**Problem statement:**
Among the entries that follow, find the lines containing the string "lessons" and copy them.

(Dataset rows for apps and sites)
--

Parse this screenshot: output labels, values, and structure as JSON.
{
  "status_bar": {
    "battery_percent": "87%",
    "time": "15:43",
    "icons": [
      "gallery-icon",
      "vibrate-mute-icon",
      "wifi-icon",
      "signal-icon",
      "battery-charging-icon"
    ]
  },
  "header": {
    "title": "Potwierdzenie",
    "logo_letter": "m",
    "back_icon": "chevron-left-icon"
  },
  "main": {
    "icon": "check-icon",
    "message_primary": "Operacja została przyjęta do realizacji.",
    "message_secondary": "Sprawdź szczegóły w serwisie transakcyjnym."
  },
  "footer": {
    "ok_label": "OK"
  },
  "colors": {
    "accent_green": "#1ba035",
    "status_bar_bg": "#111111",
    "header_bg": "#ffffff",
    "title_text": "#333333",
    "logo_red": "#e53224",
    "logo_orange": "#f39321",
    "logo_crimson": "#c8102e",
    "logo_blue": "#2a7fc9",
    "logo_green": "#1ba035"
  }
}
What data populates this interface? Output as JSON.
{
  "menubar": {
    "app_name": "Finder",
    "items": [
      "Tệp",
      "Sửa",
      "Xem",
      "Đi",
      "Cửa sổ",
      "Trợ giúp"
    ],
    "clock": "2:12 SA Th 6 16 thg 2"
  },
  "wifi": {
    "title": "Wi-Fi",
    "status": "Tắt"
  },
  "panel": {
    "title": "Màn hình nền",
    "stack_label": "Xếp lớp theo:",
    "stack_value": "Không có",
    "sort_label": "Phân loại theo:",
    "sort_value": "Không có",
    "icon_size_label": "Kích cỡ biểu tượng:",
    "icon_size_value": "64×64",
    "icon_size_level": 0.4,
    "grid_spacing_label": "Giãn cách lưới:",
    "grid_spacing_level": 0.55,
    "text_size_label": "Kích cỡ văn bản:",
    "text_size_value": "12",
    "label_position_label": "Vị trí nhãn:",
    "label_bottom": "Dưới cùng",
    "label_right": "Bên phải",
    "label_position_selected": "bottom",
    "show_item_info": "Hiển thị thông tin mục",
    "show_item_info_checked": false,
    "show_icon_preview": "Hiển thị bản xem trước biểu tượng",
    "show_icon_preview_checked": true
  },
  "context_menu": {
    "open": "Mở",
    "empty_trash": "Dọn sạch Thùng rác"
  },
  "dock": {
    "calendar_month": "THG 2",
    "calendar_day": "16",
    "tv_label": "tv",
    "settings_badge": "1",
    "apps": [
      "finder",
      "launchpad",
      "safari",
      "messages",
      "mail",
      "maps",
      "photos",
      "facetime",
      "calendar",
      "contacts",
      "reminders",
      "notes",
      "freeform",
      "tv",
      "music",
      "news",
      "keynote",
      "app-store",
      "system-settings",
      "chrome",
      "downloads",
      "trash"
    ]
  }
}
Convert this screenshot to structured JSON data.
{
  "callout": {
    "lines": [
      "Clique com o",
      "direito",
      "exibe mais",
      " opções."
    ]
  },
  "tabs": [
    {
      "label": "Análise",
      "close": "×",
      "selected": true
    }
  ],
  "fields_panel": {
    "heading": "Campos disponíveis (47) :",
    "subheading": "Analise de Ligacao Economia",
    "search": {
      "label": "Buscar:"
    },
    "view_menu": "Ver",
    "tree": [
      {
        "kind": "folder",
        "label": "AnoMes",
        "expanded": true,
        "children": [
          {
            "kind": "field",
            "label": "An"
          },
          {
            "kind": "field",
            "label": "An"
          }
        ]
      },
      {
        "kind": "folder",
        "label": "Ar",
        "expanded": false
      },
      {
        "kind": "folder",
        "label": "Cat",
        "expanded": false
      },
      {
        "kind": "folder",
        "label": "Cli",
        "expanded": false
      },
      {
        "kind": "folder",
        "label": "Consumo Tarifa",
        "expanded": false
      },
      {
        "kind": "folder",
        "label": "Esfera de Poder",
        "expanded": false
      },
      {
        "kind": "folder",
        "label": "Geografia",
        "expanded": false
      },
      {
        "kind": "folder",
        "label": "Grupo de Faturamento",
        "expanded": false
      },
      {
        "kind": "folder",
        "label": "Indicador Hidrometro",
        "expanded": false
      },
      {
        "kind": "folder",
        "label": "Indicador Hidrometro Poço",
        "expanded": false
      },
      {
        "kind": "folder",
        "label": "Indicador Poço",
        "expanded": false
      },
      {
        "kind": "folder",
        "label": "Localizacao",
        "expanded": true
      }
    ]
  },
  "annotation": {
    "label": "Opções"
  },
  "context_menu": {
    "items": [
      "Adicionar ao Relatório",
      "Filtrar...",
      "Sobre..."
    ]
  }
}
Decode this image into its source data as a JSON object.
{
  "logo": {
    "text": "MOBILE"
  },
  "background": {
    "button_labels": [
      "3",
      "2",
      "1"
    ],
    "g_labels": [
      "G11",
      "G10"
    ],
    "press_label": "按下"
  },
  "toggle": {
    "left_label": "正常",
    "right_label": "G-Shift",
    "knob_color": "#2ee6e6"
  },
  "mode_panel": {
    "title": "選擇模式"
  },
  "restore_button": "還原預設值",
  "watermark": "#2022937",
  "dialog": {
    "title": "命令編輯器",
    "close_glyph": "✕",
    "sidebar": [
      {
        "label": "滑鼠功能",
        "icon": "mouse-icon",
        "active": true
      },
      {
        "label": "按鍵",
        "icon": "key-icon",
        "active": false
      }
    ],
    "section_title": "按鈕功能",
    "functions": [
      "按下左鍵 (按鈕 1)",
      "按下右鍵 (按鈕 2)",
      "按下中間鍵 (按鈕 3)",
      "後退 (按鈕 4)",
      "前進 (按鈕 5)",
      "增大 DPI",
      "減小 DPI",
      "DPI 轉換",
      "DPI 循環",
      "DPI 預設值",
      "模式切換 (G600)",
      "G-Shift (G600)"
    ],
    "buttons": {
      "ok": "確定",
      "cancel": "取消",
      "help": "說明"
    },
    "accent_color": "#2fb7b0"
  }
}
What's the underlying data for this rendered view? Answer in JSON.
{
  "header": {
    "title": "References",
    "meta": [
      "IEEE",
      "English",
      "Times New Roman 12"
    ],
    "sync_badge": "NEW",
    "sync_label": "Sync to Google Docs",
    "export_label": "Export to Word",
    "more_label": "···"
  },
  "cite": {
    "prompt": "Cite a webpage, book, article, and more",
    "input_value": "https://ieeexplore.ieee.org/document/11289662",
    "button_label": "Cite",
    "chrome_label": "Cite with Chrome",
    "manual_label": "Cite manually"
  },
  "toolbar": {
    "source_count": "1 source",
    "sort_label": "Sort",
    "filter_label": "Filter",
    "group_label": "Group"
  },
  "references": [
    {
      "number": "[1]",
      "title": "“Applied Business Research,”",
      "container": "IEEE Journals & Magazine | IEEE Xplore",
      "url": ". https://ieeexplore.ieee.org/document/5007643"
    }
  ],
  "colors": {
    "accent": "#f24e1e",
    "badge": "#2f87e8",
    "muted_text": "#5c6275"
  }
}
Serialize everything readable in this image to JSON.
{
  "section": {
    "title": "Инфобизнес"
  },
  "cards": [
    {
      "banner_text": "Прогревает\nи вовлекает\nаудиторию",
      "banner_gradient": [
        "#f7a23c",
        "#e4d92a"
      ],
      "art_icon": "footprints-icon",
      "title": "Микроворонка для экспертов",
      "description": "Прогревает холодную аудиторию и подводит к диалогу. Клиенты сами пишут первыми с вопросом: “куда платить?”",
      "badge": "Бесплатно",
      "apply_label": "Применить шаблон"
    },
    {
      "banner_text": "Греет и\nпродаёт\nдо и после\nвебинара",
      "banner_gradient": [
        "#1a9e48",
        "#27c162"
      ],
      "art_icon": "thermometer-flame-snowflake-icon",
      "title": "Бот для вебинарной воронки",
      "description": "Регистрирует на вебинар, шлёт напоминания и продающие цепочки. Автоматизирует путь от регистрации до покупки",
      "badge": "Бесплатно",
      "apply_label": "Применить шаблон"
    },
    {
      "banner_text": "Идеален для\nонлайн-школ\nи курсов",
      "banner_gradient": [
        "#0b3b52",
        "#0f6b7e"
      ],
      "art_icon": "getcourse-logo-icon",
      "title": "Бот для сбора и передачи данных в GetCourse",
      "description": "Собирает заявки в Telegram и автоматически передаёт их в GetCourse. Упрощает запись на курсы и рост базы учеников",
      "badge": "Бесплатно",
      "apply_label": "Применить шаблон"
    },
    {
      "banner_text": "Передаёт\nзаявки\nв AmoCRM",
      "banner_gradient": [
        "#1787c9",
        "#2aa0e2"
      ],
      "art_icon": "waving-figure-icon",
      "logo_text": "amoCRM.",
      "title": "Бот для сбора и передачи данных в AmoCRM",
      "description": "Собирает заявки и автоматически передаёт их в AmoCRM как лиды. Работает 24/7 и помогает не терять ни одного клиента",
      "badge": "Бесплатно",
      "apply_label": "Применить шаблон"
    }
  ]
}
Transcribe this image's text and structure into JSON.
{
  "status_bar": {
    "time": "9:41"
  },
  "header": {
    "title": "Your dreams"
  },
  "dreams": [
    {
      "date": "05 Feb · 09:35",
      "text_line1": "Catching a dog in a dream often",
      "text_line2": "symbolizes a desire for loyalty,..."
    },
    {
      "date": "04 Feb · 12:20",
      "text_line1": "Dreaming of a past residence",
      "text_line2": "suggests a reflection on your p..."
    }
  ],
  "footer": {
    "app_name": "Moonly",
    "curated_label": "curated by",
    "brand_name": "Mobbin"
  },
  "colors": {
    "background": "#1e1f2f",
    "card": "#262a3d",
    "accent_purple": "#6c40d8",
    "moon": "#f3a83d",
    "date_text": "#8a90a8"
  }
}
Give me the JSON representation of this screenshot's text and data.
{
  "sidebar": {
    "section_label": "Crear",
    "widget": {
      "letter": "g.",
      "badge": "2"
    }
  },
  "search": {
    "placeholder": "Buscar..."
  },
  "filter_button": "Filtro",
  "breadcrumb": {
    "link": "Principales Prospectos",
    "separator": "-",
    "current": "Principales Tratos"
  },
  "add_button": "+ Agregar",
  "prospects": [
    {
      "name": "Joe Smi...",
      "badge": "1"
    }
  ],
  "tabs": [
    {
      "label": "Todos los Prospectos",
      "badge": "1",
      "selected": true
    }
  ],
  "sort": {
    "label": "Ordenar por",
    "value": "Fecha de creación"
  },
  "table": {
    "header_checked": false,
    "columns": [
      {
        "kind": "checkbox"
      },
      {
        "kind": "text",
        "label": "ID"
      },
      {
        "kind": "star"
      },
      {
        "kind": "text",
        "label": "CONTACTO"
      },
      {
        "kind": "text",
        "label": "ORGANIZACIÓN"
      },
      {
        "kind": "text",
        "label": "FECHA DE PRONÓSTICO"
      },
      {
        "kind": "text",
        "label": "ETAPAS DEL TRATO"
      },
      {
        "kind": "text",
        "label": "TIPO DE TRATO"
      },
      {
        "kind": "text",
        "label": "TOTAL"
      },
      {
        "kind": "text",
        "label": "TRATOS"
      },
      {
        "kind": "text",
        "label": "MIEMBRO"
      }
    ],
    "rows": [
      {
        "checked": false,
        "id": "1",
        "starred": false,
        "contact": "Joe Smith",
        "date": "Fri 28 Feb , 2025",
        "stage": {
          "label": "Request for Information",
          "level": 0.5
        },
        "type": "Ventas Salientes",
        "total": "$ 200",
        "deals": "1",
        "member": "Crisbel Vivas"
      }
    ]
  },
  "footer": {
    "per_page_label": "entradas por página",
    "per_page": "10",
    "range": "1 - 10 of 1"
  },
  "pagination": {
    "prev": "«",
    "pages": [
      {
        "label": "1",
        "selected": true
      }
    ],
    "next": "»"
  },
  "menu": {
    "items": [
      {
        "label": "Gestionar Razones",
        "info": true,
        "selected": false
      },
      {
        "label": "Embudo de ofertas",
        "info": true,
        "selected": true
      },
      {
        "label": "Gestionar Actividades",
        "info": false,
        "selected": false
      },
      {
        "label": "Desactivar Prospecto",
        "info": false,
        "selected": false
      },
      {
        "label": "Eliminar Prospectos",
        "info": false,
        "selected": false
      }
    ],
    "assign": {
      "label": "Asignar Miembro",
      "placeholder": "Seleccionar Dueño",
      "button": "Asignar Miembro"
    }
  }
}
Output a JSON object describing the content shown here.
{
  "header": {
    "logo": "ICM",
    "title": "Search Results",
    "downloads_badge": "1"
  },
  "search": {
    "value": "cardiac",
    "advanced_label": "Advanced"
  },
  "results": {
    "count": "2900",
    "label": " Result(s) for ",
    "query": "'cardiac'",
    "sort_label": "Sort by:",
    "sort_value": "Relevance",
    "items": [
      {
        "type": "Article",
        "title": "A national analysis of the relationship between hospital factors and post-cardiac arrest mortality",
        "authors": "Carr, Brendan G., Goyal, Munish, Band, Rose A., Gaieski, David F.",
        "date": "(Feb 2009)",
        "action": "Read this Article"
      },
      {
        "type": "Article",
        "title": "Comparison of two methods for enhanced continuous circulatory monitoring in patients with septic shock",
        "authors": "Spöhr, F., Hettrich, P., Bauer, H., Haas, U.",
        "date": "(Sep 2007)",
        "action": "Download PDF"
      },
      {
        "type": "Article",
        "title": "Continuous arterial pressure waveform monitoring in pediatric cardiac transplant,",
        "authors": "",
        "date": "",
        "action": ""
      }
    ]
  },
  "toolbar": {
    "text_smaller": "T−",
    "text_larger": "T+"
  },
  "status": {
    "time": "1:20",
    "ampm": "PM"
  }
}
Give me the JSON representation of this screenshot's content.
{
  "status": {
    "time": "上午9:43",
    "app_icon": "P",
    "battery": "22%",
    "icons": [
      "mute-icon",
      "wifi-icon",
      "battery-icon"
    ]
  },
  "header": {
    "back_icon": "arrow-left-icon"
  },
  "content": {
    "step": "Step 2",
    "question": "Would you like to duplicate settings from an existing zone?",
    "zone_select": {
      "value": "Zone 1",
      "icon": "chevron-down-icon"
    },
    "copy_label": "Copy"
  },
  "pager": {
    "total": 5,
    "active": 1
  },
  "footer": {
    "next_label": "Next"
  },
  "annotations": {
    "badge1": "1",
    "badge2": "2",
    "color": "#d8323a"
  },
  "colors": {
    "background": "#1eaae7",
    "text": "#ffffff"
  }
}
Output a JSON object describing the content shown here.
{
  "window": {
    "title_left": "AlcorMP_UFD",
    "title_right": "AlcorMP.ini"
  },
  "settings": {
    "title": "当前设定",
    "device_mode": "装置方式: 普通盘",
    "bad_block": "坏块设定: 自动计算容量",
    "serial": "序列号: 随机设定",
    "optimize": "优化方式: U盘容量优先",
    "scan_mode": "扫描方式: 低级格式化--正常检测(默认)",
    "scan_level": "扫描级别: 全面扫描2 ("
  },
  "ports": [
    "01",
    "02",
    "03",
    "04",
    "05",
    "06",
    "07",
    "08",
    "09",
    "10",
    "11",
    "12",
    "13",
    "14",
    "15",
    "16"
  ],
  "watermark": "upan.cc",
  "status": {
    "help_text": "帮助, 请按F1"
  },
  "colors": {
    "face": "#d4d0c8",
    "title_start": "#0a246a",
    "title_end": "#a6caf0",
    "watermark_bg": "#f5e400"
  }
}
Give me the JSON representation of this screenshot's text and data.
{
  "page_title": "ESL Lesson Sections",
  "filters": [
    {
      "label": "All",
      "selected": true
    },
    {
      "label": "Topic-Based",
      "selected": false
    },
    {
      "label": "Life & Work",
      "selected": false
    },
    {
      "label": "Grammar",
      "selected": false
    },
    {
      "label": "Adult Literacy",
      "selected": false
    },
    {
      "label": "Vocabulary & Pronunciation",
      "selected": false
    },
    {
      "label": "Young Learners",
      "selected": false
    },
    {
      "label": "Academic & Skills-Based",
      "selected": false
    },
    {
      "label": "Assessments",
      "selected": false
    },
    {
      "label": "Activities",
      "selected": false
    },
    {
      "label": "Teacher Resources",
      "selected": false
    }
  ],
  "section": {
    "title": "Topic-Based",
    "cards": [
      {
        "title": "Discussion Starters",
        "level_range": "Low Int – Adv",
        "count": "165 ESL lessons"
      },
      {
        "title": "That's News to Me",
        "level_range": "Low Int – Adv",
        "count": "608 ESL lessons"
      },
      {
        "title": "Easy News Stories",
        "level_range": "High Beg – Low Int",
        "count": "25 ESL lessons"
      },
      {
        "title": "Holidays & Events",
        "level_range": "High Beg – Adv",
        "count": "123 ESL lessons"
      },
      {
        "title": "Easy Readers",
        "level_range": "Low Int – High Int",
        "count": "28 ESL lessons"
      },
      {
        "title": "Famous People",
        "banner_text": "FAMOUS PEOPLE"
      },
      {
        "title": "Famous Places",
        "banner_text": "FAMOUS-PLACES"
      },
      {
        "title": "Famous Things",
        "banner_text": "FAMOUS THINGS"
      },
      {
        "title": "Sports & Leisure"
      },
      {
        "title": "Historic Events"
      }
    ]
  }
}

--

**Answer space:**
        "count": "165 ESL lessons"
        "count": "608 ESL lessons"
        "count": "25 ESL lessons"
        "count": "123 ESL lessons"
        "count": "28 ESL lessons"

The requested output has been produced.